[Source material]

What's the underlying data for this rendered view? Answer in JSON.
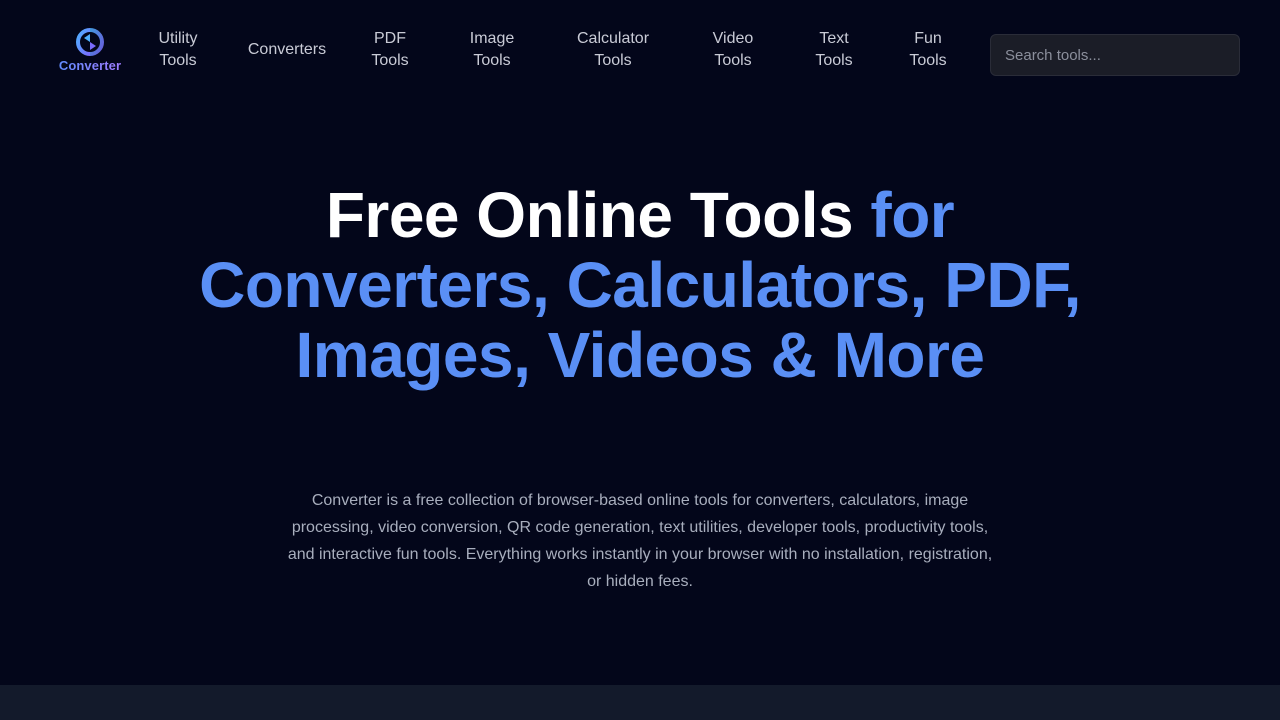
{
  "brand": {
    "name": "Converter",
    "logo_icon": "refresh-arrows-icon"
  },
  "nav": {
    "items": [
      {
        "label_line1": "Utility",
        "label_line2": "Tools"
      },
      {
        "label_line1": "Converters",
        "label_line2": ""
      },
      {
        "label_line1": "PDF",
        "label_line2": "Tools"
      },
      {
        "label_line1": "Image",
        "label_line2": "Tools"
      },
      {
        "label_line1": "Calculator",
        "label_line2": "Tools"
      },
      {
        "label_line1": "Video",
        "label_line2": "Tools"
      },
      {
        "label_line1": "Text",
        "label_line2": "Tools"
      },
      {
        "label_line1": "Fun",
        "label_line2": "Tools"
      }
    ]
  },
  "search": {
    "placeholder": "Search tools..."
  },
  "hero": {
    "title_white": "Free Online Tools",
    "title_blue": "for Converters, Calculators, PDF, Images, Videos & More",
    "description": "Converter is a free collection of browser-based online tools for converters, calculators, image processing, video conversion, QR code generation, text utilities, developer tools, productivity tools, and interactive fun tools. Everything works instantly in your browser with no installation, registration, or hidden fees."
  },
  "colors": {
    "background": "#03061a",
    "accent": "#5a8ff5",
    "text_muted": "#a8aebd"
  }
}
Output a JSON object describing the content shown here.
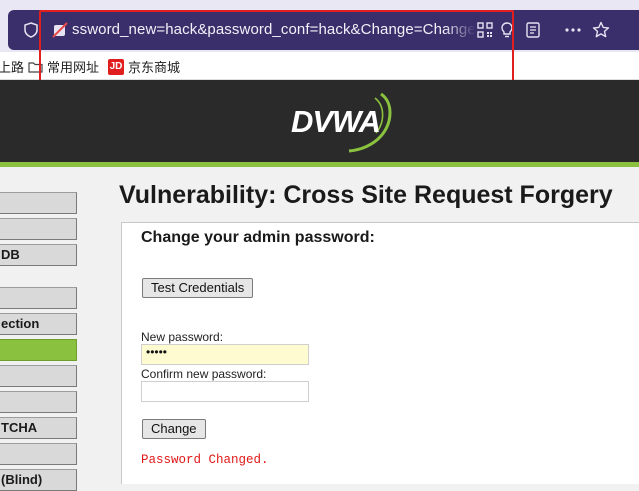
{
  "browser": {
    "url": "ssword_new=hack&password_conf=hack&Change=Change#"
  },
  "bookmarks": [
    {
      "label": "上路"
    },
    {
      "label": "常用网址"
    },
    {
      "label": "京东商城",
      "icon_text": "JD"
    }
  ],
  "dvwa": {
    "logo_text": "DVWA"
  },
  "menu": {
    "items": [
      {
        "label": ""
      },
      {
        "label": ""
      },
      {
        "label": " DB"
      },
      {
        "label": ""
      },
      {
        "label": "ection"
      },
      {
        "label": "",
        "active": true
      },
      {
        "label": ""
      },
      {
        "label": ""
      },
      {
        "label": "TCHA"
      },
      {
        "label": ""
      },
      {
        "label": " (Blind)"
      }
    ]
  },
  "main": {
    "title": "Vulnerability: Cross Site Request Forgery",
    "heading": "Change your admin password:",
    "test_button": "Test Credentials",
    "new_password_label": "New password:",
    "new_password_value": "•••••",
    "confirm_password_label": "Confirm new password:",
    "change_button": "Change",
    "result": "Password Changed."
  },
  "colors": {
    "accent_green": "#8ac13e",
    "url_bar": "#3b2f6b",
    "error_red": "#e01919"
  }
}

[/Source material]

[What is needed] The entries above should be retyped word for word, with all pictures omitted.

[Solved problem]
What's the underlying data for this rendered view? Answer in JSON.
{
  "brand": {
    "name": "Converter",
    "logo_icon": "refresh-arrows-icon"
  },
  "nav": {
    "items": [
      {
        "label_line1": "Utility",
        "label_line2": "Tools"
      },
      {
        "label_line1": "Converters",
        "label_line2": ""
      },
      {
        "label_line1": "PDF",
        "label_line2": "Tools"
      },
      {
        "label_line1": "Image",
        "label_line2": "Tools"
      },
      {
        "label_line1": "Calculator",
        "label_line2": "Tools"
      },
      {
        "label_line1": "Video",
        "label_line2": "Tools"
      },
      {
        "label_line1": "Text",
        "label_line2": "Tools"
      },
      {
        "label_line1": "Fun",
        "label_line2": "Tools"
      }
    ]
  },
  "search": {
    "placeholder": "Search tools..."
  },
  "hero": {
    "title_white": "Free Online Tools",
    "title_blue": "for Converters, Calculators, PDF, Images, Videos & More",
    "description": "Converter is a free collection of browser-based online tools for converters, calculators, image processing, video conversion, QR code generation, text utilities, developer tools, productivity tools, and interactive fun tools. Everything works instantly in your browser with no installation, registration, or hidden fees."
  },
  "colors": {
    "background": "#03061a",
    "accent": "#5a8ff5",
    "text_muted": "#a8aebd"
  }
}
Output a JSON object describing the content shown here.
{
  "browser": {
    "url": "ssword_new=hack&password_conf=hack&Change=Change#"
  },
  "bookmarks": [
    {
      "label": "上路"
    },
    {
      "label": "常用网址"
    },
    {
      "label": "京东商城",
      "icon_text": "JD"
    }
  ],
  "dvwa": {
    "logo_text": "DVWA"
  },
  "menu": {
    "items": [
      {
        "label": ""
      },
      {
        "label": ""
      },
      {
        "label": " DB"
      },
      {
        "label": ""
      },
      {
        "label": "ection"
      },
      {
        "label": "",
        "active": true
      },
      {
        "label": ""
      },
      {
        "label": ""
      },
      {
        "label": "TCHA"
      },
      {
        "label": ""
      },
      {
        "label": " (Blind)"
      }
    ]
  },
  "main": {
    "title": "Vulnerability: Cross Site Request Forgery",
    "heading": "Change your admin password:",
    "test_button": "Test Credentials",
    "new_password_label": "New password:",
    "new_password_value": "•••••",
    "confirm_password_label": "Confirm new password:",
    "change_button": "Change",
    "result": "Password Changed."
  },
  "colors": {
    "accent_green": "#8ac13e",
    "url_bar": "#3b2f6b",
    "error_red": "#e01919"
  }
}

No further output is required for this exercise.